Reprogramming of Human Erythroblasts into iPSC for Sickle Cell Disease Research

Sickle Cell Disease (SCD) is a severe monogenetic blood disorder that is caused by mutations in the HBB gene, thus affecting hemoglobin and leading to anemia and organ failure.

Millions of people are affected worldwide and therefore, iPS derived from SCD patients should be considered as useful tools to gain further insides into disease pathogenesis, drug discovery and eventually therapy.


By using Lonza’s NucleofectorTM Technology, researchers from Brazil were able to reprogram erythroblasts from SCD patients and age and sex matched healthy individuals to allow for SCD studies (Martins et al., 2018 and Paredes et al., 2019).

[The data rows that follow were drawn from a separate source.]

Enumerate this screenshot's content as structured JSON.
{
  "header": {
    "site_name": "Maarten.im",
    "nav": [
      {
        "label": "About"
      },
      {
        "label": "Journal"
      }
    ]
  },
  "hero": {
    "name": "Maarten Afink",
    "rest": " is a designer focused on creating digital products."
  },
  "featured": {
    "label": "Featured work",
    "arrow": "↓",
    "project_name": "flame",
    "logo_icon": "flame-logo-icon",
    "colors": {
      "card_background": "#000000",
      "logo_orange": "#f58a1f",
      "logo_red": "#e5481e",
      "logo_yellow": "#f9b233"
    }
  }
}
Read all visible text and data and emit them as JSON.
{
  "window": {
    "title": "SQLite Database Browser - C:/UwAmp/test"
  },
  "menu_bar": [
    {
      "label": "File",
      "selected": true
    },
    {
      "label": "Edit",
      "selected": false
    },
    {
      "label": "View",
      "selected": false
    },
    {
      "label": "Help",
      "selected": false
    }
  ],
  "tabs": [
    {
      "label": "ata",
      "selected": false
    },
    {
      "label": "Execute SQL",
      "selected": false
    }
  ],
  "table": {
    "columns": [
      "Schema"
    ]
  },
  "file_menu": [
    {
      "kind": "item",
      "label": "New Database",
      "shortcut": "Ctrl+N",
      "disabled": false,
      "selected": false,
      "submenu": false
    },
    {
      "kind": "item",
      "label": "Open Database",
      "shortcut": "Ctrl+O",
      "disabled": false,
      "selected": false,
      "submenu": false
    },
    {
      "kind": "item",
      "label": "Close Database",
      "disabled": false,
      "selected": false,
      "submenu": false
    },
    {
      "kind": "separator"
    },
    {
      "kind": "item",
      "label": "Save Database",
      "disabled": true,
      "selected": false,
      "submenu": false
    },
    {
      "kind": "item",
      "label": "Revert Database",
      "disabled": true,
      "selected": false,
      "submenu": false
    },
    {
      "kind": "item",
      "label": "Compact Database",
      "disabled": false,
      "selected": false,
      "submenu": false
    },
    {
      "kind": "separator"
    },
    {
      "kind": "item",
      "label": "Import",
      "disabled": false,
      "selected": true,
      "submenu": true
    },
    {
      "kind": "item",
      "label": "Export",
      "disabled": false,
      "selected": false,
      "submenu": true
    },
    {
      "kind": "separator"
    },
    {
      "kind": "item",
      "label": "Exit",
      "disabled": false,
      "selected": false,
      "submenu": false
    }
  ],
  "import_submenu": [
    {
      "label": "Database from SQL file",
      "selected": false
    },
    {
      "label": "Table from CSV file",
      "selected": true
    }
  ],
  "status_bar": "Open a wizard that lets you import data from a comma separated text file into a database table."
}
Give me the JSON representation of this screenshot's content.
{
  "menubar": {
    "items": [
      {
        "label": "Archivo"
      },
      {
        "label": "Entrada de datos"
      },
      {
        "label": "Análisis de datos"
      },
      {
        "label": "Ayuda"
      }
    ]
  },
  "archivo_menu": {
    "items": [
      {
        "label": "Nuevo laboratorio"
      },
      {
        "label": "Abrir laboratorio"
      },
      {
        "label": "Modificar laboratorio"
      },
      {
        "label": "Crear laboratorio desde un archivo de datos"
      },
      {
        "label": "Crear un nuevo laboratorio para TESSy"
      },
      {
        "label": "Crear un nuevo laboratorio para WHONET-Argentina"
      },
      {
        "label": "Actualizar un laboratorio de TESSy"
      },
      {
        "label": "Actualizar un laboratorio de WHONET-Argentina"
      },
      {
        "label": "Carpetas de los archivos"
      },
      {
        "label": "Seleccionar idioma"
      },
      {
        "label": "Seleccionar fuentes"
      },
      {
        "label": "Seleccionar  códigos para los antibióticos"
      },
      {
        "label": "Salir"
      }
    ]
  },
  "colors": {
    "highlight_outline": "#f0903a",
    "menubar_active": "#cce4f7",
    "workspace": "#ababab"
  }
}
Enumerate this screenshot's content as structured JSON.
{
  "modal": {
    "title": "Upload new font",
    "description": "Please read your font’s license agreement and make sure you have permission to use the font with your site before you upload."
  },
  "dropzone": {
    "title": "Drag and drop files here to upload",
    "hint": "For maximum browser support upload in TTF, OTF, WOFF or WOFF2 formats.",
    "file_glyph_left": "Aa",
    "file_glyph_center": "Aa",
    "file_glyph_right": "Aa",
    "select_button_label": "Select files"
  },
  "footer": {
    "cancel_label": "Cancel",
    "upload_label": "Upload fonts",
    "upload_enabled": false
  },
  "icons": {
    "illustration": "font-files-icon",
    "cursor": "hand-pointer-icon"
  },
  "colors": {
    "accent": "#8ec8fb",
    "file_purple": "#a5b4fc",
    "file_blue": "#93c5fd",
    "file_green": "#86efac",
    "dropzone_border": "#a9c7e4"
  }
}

By delivering episomal vectors to PBMC derived erythroblasts, they generated three iPS clones with homozygous SCD and three healthy iPS clones as control. All clones showed a pluripotent stem cell morphology, expressed a variety of pluripotency markers and differentiation potential was confirmed by RT-PCR and staining markers for all three germ layers in a EB formation assay. By passage 15, all iPSC displayed a normal karyotype and showed loss of episomal vectors.

These results show that reprogramming of human somatic cells into iPS by using the  NucleofectorTM Technology is a well-established and well-documented method giving researchers many opportunities for gaining further insights in disease mechanisms.